(Interface dataset entries)
● ● ● ● ●

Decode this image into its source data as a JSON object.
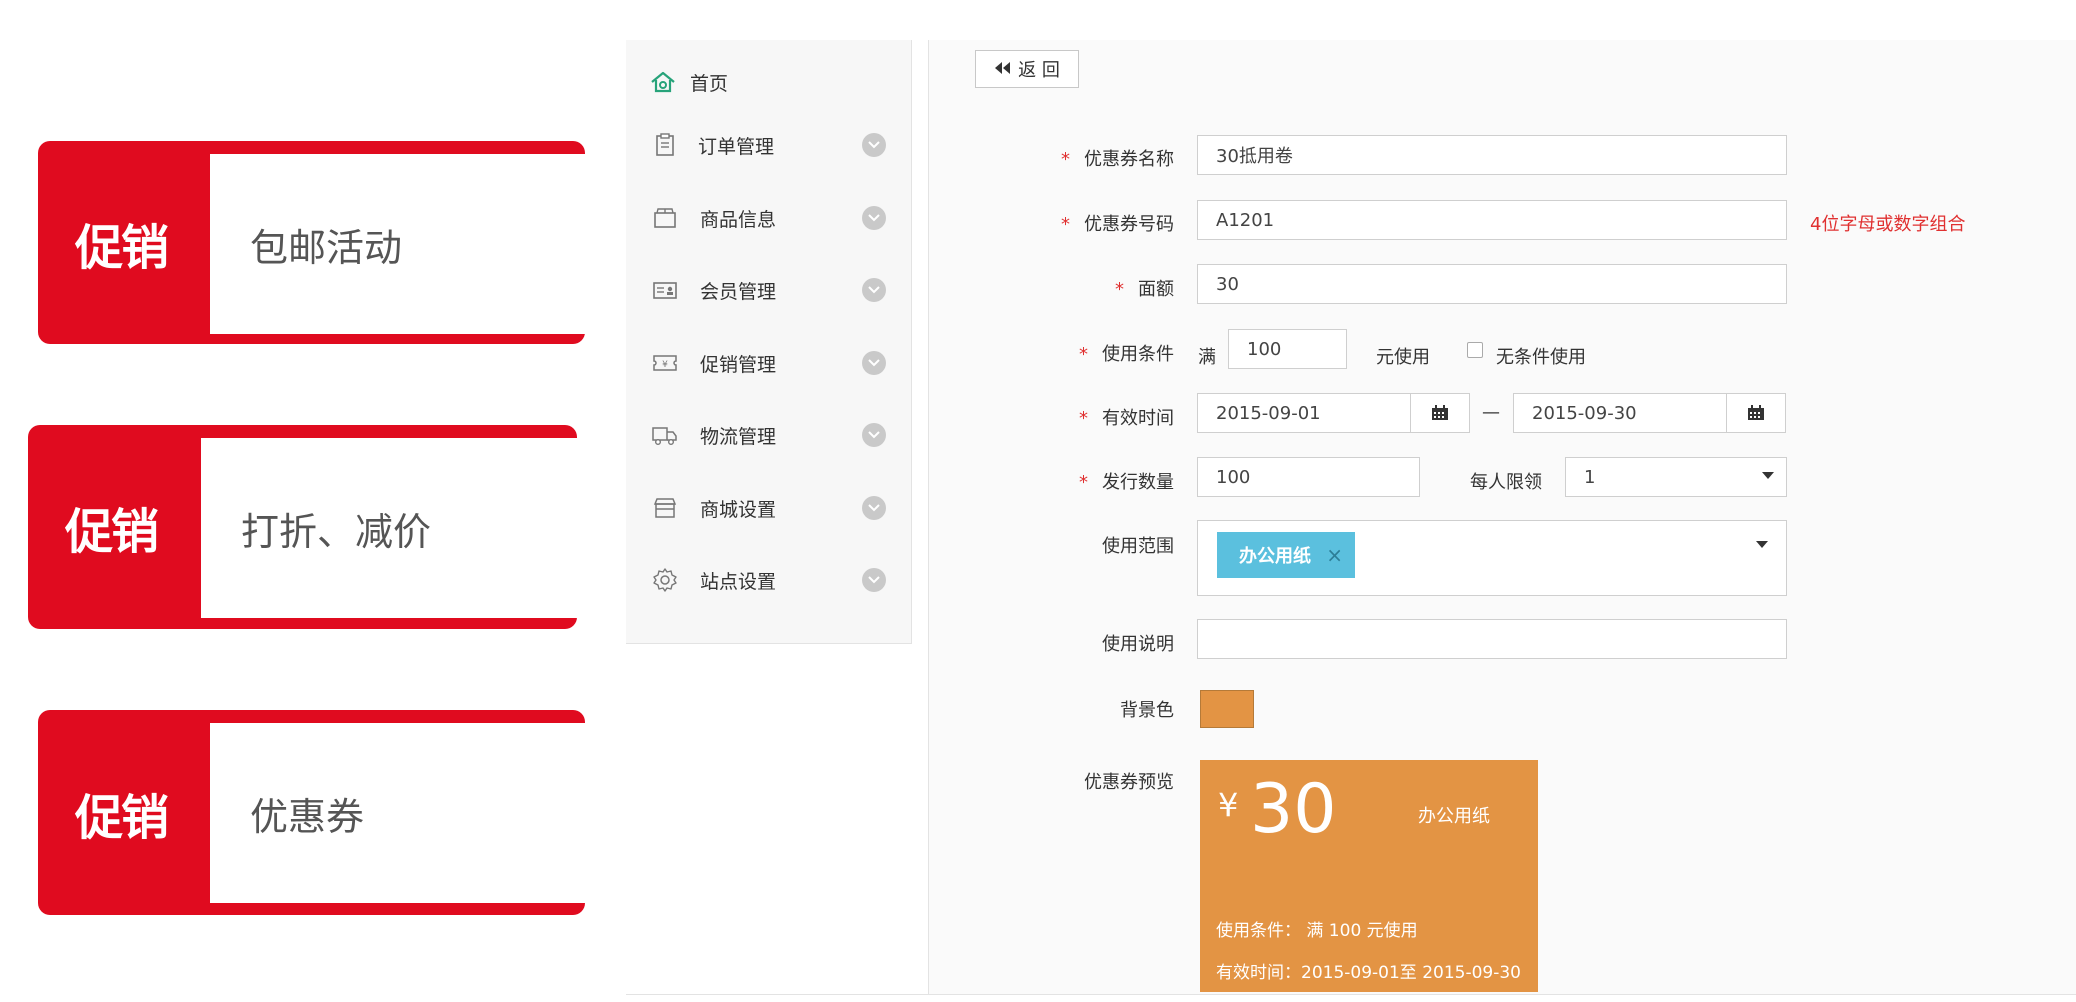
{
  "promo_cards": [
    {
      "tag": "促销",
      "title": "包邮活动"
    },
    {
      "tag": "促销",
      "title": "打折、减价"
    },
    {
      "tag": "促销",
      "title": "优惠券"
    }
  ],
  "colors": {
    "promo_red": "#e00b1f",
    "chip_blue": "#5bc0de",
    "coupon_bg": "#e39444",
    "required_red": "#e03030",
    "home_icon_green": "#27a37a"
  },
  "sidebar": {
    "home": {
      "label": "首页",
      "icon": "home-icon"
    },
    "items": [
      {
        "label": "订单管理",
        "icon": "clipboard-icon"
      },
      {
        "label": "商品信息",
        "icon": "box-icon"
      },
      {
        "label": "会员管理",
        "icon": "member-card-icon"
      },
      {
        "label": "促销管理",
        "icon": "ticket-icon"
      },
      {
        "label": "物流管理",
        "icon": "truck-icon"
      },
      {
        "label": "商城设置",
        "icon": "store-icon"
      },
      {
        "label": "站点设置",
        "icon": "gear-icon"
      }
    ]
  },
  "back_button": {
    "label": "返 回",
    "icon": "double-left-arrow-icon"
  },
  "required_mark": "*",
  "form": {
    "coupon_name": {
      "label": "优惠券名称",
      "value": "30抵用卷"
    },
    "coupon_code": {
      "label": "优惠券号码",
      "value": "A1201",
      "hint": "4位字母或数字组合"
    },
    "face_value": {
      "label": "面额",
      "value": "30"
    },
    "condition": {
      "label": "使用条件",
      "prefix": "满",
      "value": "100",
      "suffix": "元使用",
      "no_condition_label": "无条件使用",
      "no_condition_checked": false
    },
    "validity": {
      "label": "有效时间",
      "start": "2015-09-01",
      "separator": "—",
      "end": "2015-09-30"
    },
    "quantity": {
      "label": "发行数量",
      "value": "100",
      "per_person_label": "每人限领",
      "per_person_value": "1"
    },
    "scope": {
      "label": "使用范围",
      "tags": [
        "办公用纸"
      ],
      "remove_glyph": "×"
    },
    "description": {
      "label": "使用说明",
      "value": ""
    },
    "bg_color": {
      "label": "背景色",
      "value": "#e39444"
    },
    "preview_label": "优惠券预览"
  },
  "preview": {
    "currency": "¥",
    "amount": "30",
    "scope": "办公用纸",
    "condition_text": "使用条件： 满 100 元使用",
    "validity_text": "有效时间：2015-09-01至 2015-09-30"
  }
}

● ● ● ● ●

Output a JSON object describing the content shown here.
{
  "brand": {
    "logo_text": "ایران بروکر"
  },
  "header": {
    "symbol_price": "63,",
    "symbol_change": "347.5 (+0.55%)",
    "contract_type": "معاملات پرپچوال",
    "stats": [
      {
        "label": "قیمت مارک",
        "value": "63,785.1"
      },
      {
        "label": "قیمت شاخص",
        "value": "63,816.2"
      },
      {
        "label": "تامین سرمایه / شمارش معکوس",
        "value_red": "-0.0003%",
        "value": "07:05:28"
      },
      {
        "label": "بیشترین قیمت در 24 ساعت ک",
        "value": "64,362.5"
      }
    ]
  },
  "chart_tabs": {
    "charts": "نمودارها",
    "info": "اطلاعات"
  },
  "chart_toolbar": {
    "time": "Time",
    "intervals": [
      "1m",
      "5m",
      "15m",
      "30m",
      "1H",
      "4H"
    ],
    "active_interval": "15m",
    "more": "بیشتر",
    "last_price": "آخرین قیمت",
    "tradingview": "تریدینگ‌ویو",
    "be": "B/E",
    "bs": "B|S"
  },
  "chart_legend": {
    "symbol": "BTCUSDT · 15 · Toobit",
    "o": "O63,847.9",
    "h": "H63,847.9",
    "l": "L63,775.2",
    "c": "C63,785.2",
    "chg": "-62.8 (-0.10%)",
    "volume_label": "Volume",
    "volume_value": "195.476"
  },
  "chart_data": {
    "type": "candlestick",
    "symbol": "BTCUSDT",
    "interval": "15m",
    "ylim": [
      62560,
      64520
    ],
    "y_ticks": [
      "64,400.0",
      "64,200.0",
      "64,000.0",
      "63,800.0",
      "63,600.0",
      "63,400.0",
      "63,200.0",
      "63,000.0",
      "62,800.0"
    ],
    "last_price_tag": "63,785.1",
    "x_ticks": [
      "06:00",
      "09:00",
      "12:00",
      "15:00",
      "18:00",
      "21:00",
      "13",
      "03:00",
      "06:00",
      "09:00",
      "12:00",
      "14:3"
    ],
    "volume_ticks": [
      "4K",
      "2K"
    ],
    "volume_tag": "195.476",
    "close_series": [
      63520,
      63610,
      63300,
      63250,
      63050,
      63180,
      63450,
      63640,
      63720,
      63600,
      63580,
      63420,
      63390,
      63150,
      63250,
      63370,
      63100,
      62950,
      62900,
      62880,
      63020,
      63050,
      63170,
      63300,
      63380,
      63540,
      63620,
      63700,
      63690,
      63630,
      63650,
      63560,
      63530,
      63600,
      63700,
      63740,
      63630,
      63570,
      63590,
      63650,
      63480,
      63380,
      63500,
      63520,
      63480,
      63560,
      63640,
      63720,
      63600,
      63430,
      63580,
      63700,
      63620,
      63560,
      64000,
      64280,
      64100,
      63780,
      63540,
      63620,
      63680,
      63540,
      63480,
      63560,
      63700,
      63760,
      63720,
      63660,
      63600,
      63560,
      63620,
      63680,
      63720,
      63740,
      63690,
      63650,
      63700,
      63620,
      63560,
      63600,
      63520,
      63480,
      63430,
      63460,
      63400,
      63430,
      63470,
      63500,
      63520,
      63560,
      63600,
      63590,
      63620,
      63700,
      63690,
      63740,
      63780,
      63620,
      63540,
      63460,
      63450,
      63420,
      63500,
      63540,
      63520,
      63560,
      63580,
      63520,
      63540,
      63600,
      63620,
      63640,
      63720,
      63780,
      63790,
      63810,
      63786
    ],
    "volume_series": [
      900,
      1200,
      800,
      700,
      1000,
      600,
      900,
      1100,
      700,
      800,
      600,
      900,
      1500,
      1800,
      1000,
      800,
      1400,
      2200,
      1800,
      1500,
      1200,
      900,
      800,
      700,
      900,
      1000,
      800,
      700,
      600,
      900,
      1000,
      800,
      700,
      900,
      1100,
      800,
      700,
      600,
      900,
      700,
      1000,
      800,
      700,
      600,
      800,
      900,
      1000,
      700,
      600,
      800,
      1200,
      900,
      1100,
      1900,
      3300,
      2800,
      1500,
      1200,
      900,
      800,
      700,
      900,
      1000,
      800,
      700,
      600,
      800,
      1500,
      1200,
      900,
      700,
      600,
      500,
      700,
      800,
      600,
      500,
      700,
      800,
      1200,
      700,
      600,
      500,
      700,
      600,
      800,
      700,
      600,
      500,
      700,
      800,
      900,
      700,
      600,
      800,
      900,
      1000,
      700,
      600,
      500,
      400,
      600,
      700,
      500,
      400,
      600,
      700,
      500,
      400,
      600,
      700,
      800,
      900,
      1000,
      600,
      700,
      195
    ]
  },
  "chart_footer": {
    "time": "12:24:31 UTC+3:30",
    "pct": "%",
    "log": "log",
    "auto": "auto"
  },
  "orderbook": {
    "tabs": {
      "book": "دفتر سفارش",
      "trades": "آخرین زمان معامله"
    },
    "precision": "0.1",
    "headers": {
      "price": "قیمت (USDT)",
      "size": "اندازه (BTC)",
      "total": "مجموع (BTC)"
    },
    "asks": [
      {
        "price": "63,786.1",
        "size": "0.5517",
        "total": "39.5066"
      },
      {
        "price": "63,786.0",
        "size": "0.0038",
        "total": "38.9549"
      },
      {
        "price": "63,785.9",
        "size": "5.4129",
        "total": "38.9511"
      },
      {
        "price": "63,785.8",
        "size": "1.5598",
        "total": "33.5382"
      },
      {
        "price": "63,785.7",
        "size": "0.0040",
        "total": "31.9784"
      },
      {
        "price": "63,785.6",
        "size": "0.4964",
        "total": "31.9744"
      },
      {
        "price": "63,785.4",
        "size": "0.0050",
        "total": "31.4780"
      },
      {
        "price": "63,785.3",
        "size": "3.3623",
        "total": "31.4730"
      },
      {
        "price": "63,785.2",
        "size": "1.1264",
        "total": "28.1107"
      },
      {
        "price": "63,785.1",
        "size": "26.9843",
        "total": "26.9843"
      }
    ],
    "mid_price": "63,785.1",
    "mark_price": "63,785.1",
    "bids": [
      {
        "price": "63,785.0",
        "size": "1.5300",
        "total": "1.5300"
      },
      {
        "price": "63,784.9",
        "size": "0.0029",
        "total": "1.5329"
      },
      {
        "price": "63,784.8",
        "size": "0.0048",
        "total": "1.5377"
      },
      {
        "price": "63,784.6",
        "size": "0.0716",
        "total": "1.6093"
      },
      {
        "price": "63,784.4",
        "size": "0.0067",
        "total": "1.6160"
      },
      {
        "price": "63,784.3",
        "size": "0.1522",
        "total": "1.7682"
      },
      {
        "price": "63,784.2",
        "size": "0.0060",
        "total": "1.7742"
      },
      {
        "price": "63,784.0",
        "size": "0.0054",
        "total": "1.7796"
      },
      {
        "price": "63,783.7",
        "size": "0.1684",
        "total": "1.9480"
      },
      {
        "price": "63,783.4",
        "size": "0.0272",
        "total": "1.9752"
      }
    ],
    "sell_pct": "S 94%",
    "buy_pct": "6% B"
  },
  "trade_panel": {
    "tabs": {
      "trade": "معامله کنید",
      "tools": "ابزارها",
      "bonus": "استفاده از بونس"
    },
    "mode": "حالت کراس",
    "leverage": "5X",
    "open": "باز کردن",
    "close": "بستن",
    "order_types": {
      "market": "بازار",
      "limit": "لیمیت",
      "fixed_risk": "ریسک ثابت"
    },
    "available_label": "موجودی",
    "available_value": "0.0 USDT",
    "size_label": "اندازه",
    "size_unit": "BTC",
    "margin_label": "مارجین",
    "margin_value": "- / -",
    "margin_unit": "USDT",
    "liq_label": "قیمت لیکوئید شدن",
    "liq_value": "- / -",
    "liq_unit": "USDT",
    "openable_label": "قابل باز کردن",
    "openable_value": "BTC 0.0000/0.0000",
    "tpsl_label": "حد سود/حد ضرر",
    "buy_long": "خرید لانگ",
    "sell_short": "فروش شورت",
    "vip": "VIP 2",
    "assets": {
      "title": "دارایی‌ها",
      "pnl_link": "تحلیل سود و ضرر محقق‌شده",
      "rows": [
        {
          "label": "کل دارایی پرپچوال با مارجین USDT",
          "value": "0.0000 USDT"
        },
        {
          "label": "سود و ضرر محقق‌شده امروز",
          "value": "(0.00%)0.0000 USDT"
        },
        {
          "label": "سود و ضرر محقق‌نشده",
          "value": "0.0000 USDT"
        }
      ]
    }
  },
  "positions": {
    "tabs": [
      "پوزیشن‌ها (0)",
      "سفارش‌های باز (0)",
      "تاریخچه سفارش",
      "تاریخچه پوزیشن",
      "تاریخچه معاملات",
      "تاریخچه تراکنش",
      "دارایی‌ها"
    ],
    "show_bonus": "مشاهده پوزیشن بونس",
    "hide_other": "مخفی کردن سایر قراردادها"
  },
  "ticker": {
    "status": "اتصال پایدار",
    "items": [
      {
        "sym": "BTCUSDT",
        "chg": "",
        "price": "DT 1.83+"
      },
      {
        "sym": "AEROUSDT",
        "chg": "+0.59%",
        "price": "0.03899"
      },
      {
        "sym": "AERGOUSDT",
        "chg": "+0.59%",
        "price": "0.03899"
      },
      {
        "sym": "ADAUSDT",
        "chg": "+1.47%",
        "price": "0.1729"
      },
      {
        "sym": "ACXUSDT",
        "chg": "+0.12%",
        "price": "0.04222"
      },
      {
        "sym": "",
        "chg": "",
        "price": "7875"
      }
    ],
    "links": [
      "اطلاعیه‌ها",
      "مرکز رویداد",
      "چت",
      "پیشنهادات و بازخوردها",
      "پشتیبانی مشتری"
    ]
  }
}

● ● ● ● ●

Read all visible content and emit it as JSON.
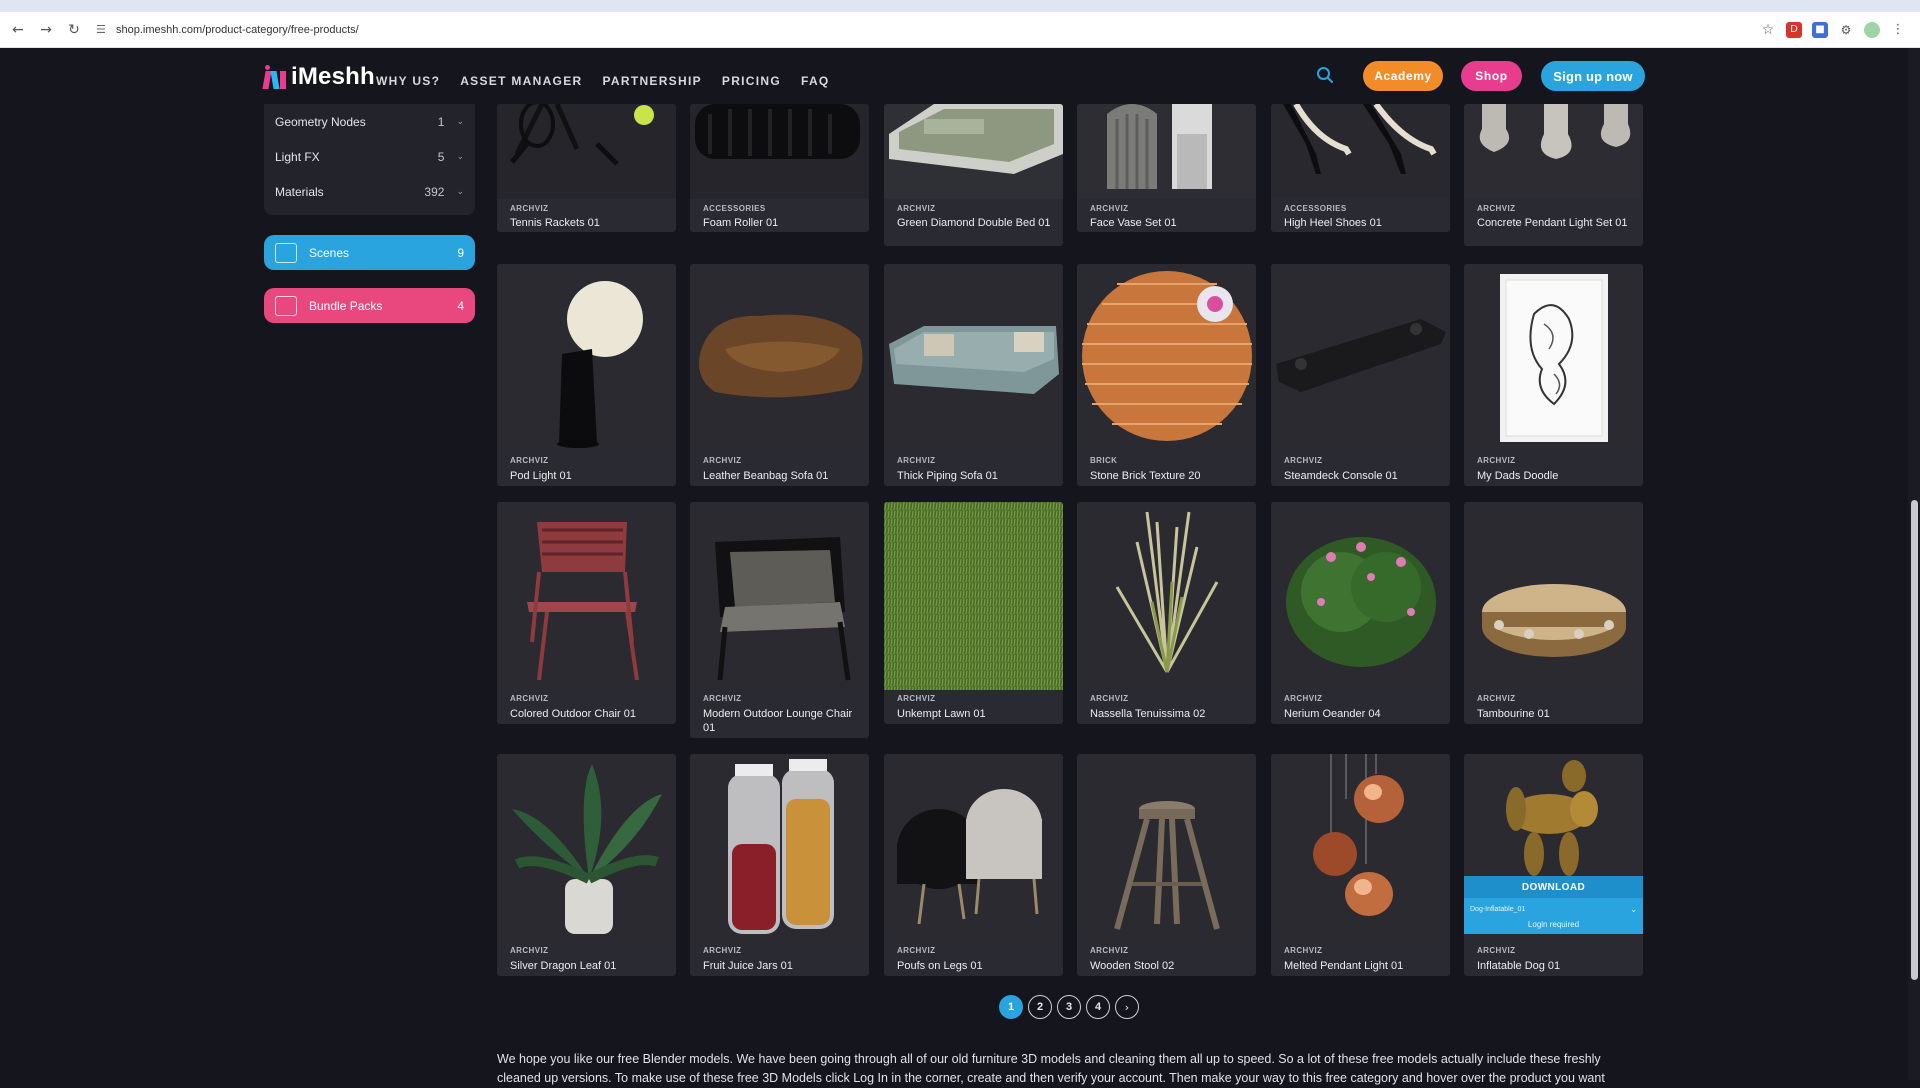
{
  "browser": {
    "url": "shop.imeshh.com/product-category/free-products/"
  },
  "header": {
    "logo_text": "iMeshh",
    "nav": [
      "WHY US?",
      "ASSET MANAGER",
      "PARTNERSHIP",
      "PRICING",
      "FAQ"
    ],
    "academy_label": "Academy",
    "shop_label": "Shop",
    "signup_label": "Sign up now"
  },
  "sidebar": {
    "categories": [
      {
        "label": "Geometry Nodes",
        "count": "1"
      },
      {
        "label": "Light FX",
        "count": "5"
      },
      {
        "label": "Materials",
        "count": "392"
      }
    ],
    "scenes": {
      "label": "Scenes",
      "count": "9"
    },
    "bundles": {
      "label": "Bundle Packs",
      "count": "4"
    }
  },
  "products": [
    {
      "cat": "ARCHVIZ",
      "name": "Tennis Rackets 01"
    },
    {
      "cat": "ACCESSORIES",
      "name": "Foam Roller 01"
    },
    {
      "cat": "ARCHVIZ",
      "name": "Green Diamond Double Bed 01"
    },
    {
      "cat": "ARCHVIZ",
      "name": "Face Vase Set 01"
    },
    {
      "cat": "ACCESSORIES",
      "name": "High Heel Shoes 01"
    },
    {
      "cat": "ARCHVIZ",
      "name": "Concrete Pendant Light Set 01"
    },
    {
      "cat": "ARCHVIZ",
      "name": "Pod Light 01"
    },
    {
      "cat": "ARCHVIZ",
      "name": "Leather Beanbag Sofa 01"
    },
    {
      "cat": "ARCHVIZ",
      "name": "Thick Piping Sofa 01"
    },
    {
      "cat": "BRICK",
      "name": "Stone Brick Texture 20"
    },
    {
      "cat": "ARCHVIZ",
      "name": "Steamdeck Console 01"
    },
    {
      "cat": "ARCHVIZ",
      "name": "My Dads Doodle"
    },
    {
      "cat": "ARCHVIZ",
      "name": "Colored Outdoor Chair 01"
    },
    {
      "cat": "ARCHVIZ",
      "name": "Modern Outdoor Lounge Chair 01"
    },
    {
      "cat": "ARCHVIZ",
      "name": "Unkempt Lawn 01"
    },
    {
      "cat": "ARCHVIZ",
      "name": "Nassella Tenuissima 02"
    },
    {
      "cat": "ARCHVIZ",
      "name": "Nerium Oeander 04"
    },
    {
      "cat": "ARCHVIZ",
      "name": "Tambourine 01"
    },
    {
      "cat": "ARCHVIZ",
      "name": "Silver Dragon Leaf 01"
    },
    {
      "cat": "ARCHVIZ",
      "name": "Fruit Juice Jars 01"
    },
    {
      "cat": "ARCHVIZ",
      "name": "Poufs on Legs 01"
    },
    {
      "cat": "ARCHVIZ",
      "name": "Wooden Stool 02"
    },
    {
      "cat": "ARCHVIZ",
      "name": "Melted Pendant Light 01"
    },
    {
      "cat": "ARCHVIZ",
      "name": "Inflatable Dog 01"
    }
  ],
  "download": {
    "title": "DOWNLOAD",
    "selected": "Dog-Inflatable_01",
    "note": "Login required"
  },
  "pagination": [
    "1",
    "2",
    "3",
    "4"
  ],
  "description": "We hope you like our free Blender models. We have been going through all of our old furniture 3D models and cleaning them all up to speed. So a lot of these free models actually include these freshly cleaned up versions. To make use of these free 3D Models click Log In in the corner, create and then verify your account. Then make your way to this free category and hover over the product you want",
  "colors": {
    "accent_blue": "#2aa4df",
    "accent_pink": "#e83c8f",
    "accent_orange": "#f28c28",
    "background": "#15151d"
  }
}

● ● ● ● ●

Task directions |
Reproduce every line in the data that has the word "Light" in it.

Task solution |
        "label": "Light FX",
      "name": "Concrete Pendant Light Set 01"
      "name": "Pod Light 01"
      "name": "Melted Pendant Light 01"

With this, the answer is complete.